*** Begin section ***

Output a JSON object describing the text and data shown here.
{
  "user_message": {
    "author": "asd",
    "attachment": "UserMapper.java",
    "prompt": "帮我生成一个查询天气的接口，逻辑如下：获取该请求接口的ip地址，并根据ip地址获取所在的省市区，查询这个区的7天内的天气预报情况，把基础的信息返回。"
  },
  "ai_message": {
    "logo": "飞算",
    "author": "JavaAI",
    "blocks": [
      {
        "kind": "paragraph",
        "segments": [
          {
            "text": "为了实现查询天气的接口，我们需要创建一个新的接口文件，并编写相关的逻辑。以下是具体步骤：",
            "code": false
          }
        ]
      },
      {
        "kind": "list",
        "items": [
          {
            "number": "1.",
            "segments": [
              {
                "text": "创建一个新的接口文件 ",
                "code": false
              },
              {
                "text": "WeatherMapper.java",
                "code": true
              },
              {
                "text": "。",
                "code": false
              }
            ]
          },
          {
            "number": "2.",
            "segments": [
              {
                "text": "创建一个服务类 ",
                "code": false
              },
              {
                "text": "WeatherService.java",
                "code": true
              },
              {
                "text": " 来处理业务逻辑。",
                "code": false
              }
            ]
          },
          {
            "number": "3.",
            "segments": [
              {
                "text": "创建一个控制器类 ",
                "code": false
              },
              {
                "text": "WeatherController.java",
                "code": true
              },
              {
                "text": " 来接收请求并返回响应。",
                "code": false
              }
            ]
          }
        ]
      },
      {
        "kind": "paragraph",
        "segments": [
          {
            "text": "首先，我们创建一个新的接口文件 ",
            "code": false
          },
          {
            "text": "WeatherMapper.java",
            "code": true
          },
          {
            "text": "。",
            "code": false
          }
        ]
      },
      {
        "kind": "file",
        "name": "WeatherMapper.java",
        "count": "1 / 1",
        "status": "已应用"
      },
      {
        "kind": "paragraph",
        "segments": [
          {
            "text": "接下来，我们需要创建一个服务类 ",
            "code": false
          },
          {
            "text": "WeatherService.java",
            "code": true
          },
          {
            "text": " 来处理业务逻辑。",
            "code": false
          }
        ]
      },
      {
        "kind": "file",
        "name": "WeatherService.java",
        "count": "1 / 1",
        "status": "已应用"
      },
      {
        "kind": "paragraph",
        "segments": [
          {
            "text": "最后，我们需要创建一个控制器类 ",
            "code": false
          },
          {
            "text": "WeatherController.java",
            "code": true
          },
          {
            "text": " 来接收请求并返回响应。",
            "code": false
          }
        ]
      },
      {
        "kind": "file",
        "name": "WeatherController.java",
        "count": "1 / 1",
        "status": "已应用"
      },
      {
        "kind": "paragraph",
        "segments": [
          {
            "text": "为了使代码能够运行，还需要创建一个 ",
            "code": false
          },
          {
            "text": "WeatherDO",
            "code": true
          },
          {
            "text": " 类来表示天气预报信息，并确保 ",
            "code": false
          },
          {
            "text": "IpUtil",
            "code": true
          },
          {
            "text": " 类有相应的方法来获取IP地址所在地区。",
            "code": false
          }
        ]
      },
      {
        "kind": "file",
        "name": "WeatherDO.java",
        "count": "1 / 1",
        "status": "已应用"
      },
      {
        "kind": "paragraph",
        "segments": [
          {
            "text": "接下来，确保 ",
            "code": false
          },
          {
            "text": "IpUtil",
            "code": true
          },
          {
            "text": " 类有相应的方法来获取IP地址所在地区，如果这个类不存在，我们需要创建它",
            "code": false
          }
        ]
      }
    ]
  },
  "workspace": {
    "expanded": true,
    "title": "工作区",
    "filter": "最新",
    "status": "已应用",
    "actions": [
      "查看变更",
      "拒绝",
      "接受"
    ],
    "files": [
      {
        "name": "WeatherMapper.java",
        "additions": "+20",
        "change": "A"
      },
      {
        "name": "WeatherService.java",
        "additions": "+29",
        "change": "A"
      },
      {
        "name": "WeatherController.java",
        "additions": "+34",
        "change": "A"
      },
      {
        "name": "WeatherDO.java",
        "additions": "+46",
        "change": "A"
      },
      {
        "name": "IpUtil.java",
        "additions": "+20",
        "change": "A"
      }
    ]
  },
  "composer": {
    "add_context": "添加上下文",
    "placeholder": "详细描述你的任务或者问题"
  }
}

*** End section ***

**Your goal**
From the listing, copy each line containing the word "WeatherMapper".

**Exercise response**
                "text": "WeatherMapper.java",
            "text": "WeatherMapper.java",
        "name": "WeatherMapper.java",
        "name": "WeatherMapper.java",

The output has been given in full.